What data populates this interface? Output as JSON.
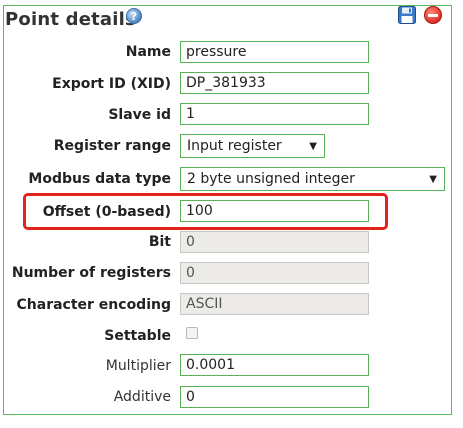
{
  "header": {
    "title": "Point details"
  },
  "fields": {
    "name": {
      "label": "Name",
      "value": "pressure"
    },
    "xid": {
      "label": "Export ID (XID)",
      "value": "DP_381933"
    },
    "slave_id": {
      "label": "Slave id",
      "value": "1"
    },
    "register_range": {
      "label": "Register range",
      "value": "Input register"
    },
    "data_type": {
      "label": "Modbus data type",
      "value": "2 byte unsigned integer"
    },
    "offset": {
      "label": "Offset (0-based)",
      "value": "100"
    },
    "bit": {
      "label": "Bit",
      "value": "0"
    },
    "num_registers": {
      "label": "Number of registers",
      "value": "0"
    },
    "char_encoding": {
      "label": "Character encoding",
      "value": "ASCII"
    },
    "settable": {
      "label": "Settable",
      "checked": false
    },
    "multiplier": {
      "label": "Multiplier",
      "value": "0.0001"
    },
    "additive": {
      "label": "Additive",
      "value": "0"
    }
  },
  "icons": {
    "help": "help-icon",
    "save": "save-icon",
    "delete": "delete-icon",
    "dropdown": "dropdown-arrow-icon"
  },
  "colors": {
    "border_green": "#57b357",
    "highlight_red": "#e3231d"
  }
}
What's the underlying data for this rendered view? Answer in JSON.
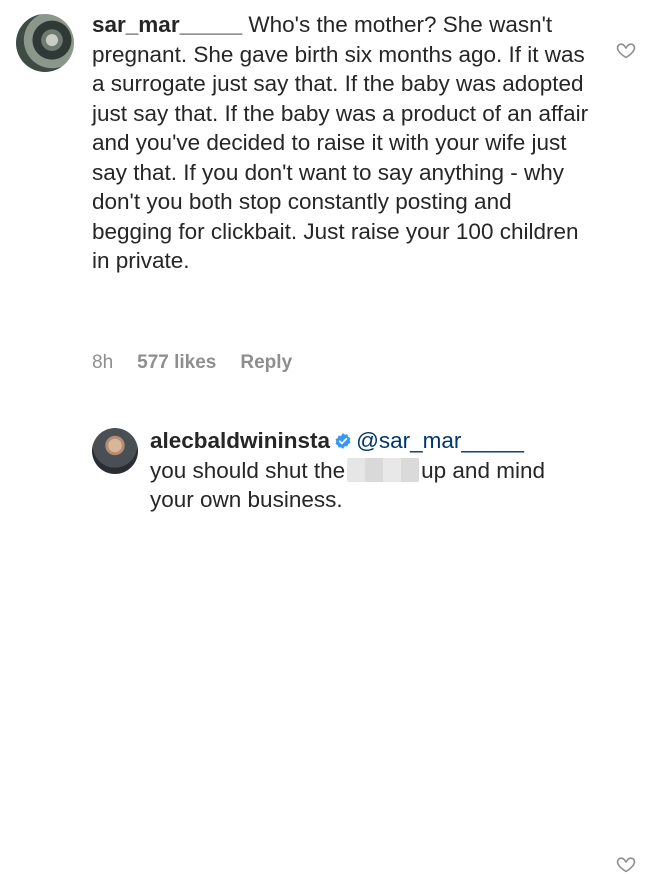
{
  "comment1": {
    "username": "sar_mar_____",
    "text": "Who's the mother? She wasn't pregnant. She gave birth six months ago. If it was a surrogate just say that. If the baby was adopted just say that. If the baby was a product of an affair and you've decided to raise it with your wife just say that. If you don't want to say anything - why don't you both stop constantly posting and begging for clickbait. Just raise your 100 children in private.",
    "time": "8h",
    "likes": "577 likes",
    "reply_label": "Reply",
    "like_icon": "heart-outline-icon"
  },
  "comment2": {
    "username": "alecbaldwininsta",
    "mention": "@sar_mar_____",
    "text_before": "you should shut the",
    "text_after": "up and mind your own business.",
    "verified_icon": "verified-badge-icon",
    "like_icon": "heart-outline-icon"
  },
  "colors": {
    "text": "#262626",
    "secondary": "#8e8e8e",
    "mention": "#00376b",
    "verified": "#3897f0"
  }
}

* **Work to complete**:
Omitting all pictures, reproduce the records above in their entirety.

* **Task answer**:
What data populates this interface? Output as JSON.
{
  "header": {
    "title": "Point details"
  },
  "fields": {
    "name": {
      "label": "Name",
      "value": "pressure"
    },
    "xid": {
      "label": "Export ID (XID)",
      "value": "DP_381933"
    },
    "slave_id": {
      "label": "Slave id",
      "value": "1"
    },
    "register_range": {
      "label": "Register range",
      "value": "Input register"
    },
    "data_type": {
      "label": "Modbus data type",
      "value": "2 byte unsigned integer"
    },
    "offset": {
      "label": "Offset (0-based)",
      "value": "100"
    },
    "bit": {
      "label": "Bit",
      "value": "0"
    },
    "num_registers": {
      "label": "Number of registers",
      "value": "0"
    },
    "char_encoding": {
      "label": "Character encoding",
      "value": "ASCII"
    },
    "settable": {
      "label": "Settable",
      "checked": false
    },
    "multiplier": {
      "label": "Multiplier",
      "value": "0.0001"
    },
    "additive": {
      "label": "Additive",
      "value": "0"
    }
  },
  "icons": {
    "help": "help-icon",
    "save": "save-icon",
    "delete": "delete-icon",
    "dropdown": "dropdown-arrow-icon"
  },
  "colors": {
    "border_green": "#57b357",
    "highlight_red": "#e3231d"
  }
}
What's the underlying data for this rendered view? Answer in JSON.
{
  "comment1": {
    "username": "sar_mar_____",
    "text": "Who's the mother? She wasn't pregnant. She gave birth six months ago. If it was a surrogate just say that. If the baby was adopted just say that. If the baby was a product of an affair and you've decided to raise it with your wife just say that. If you don't want to say anything - why don't you both stop constantly posting and begging for clickbait. Just raise your 100 children in private.",
    "time": "8h",
    "likes": "577 likes",
    "reply_label": "Reply",
    "like_icon": "heart-outline-icon"
  },
  "comment2": {
    "username": "alecbaldwininsta",
    "mention": "@sar_mar_____",
    "text_before": "you should shut the",
    "text_after": "up and mind your own business.",
    "verified_icon": "verified-badge-icon",
    "like_icon": "heart-outline-icon"
  },
  "colors": {
    "text": "#262626",
    "secondary": "#8e8e8e",
    "mention": "#00376b",
    "verified": "#3897f0"
  }
}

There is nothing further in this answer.